Neither the grounds on which the objection was based nor the grounds on which the question was claimed were stated by counsel as required by Practice Book 226. If a defendant in such a situation wishes to except to a ruling excluding evidence which was objected to only generally, he must avail himself of the provisions of the rule and state his claim of admissibility. Acampora v. Ledewitz, 159 Conn. 377, 381, 269 A.2d 288; Krattenstein v. G. Fox Co., 155 Conn. 609, 612, 236 A.2d 466; Casalo v. Claro, 147 Conn. 625, 630, 165 A.2d 153. Since the defendant failed to state the ground for his claim of admissibility, the ruling cannot be held to be reversible error. Krattenstein v. G. Fox Co., supra; Morgillo v. Evergreen Cemetery Assn., 152 Conn. 169, 176, 205 A.2d 368; State v. Hanna, 150 Conn. 457, 460, 191 A.2d 124; State v. Smith, 149 Conn. 487, 490-91, 181 A.2d 446; State v. Whiteside, 148 Conn. 208, 217, 169 A.2d 260, cert. denied, 368 U.S. 830, 82 S.Ct. 52, 7 L.Ed.2d 33; Megin v. Carney, 148 Conn. 130, 134, 167 A.2d 855; Casalo v. Claro, supra.
"All this is but an obvious application of the fundamental rule of appellate procedure in the review of evidential rulings, whether resulting in the admission or exclusion of evidence, that an appellant has the burden of establishing that there has been an erroneous ruling which was probably harmful to him." Casalo v. Claro, supra. The record for appellate review must be made in the trial court. Morgillo v. Evergreen Cemetery Assn., supra; Waterford v. Connecticut State Board of Education, 148 Conn. 238, 250, 169 A.2d 891. Nothing in the record before us allows us to conclude that the trial court was adequately apprised of the purpose of the defendant's inquiry. State v. Gelinas, 160 Conn. 366, 369, 279 A.2d 552. That the ruling occurred during crossexamination does not relieve the defendant from the obligation of giving the court some inkling as to the ground of admissibility claimed. Casalo v. Claro, supra.

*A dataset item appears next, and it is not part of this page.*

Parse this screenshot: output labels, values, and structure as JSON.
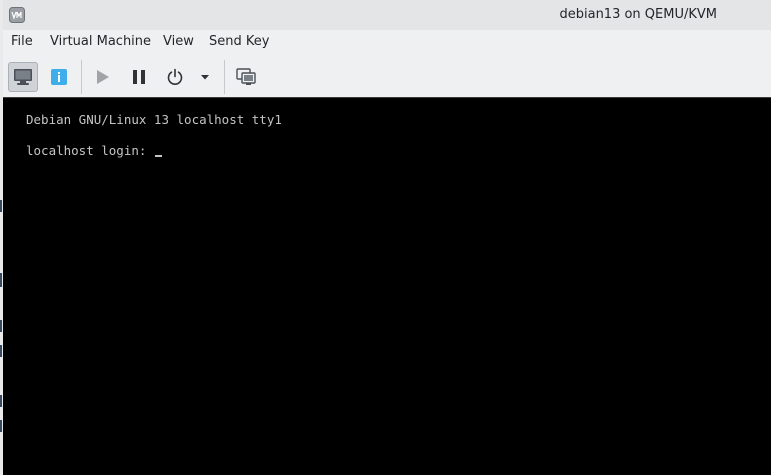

In addition, the record shows that no exception was taken to this ruling on evidence so as to make it a ground of appeal. Practice Book 226; see also 648. This court will not review rulings on evidence where no exception was taken as required by the rule. Ferreira v. Storms, 159 Conn. 259, 264, 268 A.2d 657; Budney v. Ives, 156 Conn. 83, 91, 239 A.2d 482; State v. Grimes, 154 Conn. 314, 323, 228 A.2d 141; Farlow v. Andrews Corporation, 154 Conn. 220, 226, 224 A.2d 546; Casalo v. Claro, supra, 629; Sears v. Curtis, 147 Conn. 311, 313, 160 A.2d 742; Guerrieri v. Merrick, 145 Conn. 432, 435, 143 A.2d 644; Floyd v. Fruit Industries, Inc., 144 Conn. 659, 667, 136 A.2d 918; Delfino v. Warners Motor Express, 142 Conn. 301, 308, 114 A.2d 205; LaVoie v. Marshall, 141 Conn. 681, 688, 109 A.2d 508; State v. Silver, 139 Conn. 234, 245, 93 A.2d 154; State v. Lougiotis, 130 Conn. 372, 375, 34 A.2d 777; Rohde v. Nock, 101 Conn. 439, 445, 126 A. 335; Callahan v. Jursek, 100 Conn. 490, 492, 124 A. 31; State v. Perretta, 93 Conn. 328, 343, 105 A. 690.

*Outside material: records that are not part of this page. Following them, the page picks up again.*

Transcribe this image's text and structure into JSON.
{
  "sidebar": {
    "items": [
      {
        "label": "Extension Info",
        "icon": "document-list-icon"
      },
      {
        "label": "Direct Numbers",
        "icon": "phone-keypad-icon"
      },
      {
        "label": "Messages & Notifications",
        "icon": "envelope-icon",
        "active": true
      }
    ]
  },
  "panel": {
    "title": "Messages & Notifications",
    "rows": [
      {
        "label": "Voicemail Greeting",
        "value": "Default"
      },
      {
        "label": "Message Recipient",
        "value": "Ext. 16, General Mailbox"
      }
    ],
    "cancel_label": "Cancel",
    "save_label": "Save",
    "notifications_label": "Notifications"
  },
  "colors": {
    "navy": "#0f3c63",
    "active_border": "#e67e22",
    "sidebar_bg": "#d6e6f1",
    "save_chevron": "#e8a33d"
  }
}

During the course of a trial, objections to rulings on evidence are numerous, and often indiscriminately made and summarily disposed of. An exception, being a protest against a ruling of the court, makes clear that the party unfavorably affected by a ruling is not satisfied and does not acquiesce therein. Thus, the trial court is notified of those rulings which are relied on as grounds for appeal and is given an opportunity for second thought and possible correction at that time or at a later stage in the trial. See Zalewski v. Waterbury Mfg. Co., 89 Conn. 46, 49, 92 A. 682; Bycszyfksi v. McCarthy Freight System, Inc., 9 Conn. Sup. 446, 452; 1 Wigmore, Evidence (3d Ed.) 20. We, therefore, view with disfavor the failure of counsel to except properly, whether because of a mistake of law, inattention or design, and thereafter, if the outcome of the trial proves unsatisfactory, to assign such errors as grounds of appeal. "Such methods amount to trial by ambuscade of the judge." See State v. DeGennaro, 147 Conn. 296, 304, 160 A.2d 480, cert. denied, 364 U.S. 873, 81 S.Ct. 116, 5 L.Ed.2d 95.